- Task to carry out
Only the lines holding "JSON" are wanted; find them in the listing and return each one.

- Data in this exercise

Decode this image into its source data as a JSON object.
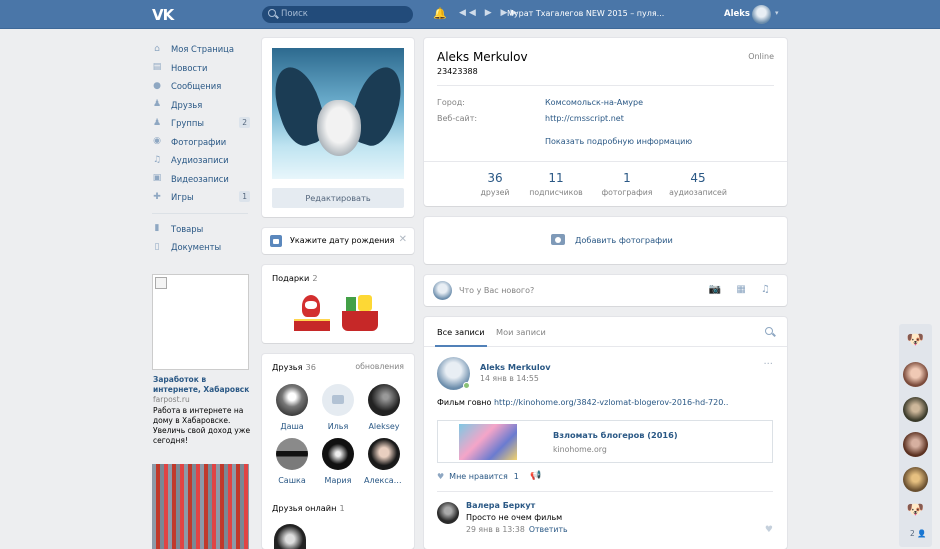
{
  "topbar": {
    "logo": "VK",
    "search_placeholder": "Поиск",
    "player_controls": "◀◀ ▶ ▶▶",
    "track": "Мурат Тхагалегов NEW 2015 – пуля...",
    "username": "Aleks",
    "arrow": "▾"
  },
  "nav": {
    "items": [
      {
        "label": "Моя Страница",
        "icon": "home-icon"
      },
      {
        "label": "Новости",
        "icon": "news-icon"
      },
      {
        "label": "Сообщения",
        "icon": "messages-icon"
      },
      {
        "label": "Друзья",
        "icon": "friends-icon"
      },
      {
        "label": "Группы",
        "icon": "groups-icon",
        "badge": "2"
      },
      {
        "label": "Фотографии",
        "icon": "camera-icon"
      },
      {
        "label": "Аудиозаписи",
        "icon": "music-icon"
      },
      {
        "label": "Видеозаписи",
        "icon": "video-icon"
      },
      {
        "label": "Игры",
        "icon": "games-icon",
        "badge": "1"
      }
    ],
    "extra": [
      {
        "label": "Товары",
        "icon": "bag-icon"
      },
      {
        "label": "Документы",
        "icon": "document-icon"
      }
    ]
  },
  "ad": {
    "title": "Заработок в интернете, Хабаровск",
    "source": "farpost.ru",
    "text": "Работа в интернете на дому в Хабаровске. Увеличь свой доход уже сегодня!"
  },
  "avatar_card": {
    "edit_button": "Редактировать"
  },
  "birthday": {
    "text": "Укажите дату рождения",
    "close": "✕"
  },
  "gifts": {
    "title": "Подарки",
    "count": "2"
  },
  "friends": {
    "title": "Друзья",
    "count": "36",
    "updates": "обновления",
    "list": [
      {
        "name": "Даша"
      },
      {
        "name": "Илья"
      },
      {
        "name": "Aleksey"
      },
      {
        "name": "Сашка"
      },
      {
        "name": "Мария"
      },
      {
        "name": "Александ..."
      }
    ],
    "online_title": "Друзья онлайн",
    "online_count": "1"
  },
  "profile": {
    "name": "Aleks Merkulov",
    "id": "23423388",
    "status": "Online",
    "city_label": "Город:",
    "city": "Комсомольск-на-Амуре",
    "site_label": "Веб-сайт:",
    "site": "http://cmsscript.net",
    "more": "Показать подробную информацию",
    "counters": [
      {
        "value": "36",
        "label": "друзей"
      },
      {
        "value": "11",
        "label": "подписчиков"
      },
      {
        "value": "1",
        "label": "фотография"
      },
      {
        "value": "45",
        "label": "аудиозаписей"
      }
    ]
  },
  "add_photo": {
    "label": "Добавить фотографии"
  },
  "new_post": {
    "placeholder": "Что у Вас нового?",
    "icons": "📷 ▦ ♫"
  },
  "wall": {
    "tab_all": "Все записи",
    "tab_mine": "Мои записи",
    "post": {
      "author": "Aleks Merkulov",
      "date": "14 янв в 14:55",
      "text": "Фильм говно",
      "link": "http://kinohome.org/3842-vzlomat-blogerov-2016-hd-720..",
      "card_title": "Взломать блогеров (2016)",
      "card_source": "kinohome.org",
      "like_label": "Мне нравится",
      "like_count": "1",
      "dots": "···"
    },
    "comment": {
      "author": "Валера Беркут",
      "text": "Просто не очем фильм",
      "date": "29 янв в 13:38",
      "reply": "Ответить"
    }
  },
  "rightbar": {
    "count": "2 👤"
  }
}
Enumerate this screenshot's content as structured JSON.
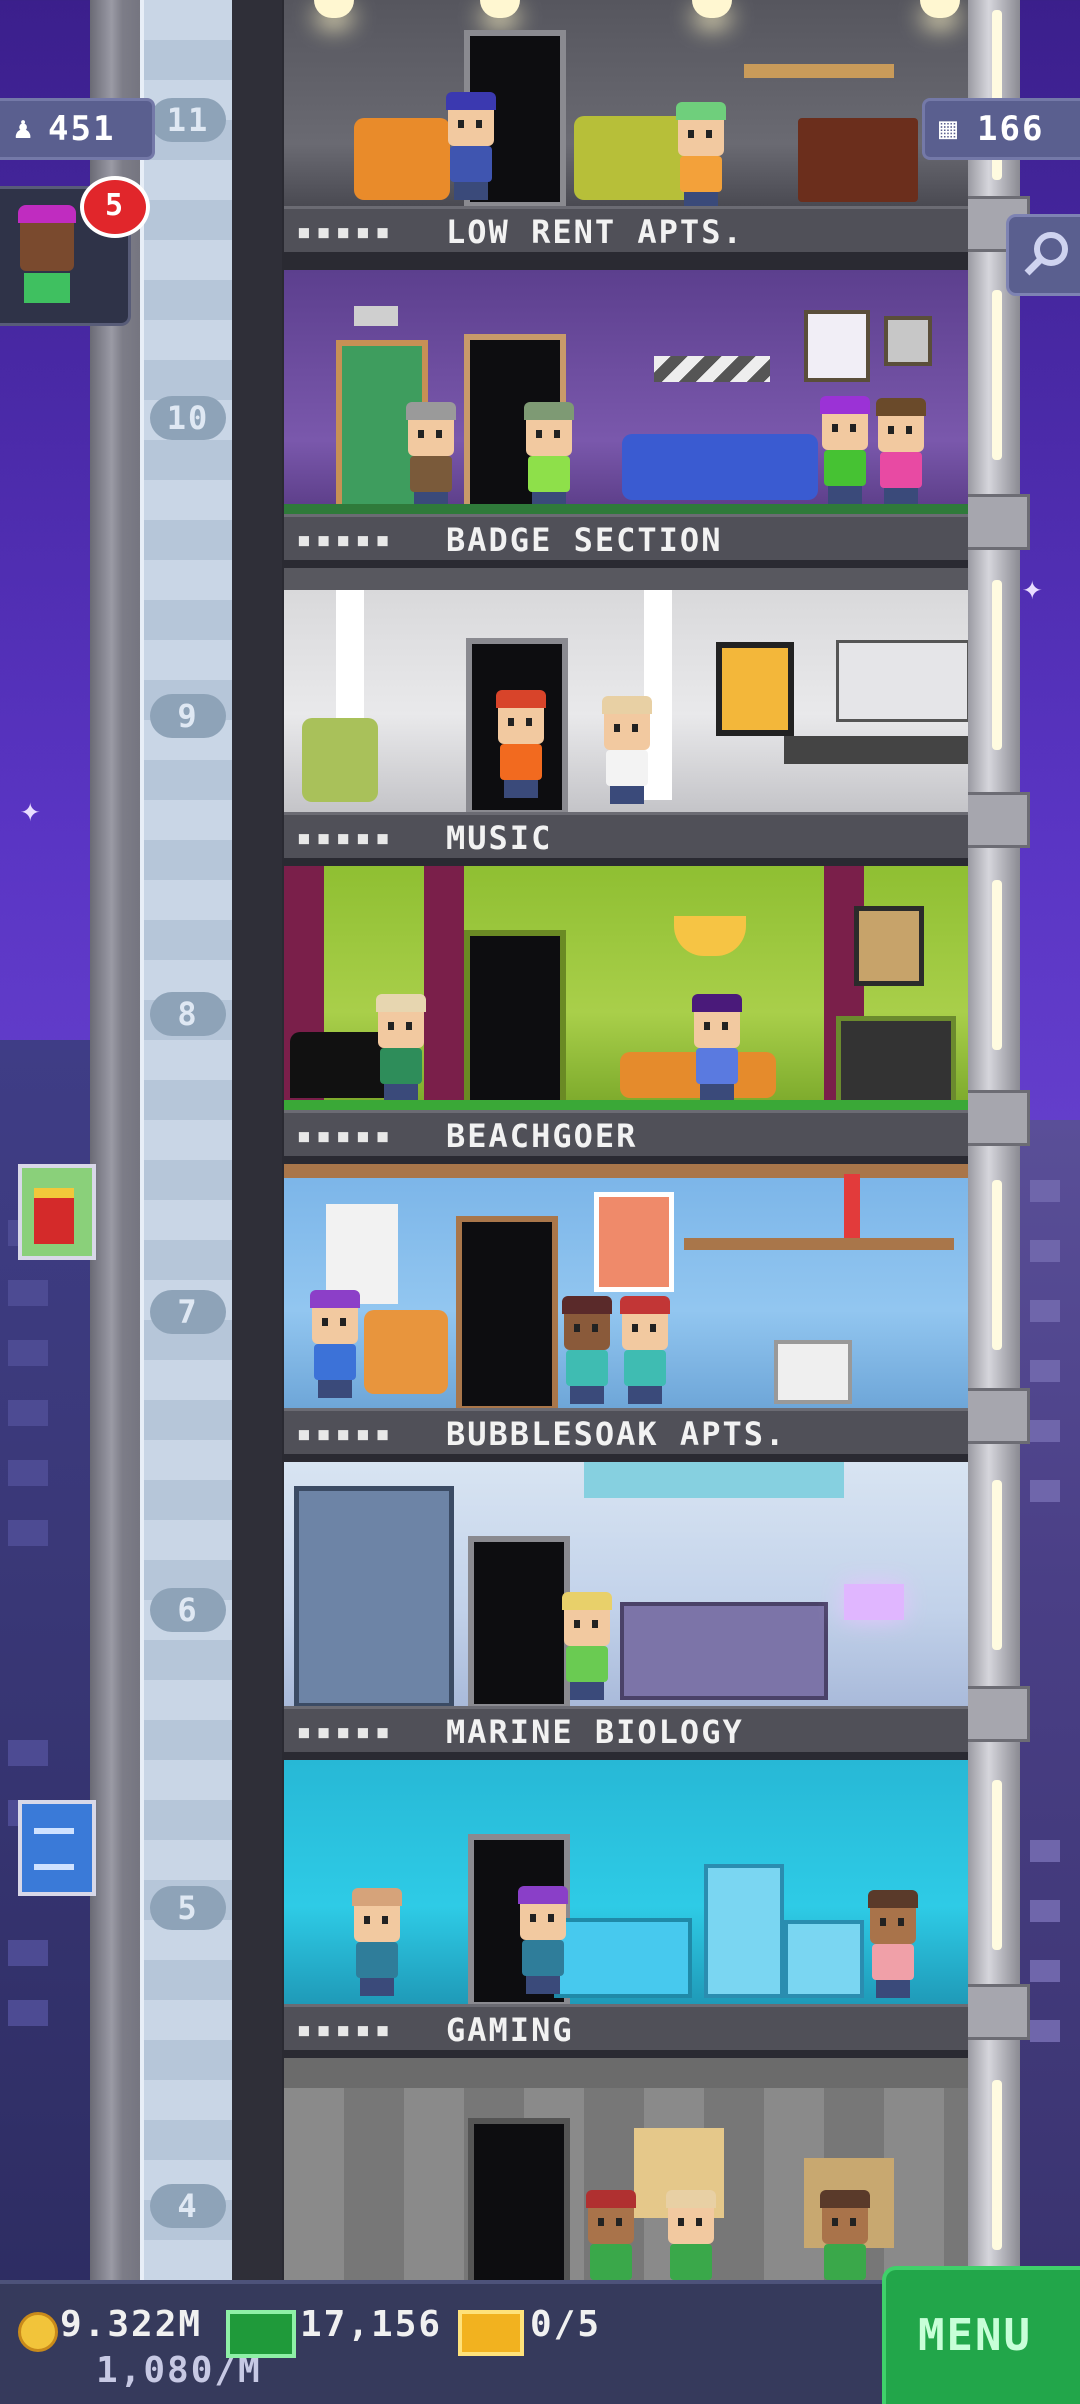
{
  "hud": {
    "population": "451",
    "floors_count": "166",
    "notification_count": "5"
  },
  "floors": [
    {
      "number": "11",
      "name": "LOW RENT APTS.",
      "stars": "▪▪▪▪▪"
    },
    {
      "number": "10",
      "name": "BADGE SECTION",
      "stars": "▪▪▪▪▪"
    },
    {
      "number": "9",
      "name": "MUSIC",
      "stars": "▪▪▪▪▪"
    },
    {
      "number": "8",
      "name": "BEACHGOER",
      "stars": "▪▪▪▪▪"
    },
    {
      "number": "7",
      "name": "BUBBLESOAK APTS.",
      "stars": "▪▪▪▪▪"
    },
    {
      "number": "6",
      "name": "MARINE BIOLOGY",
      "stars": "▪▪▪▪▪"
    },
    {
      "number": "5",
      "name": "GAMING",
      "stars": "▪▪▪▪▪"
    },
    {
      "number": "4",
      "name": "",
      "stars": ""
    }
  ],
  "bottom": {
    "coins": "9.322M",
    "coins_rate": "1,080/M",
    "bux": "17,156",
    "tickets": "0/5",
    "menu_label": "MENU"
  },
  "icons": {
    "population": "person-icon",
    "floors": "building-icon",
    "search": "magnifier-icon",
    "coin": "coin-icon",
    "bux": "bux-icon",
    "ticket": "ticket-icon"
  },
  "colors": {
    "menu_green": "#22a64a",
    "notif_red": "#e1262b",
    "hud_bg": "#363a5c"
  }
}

- Finished exercise
Decode this image into its source data as a JSON object.
Enumerate this screenshot's content as structured JSON.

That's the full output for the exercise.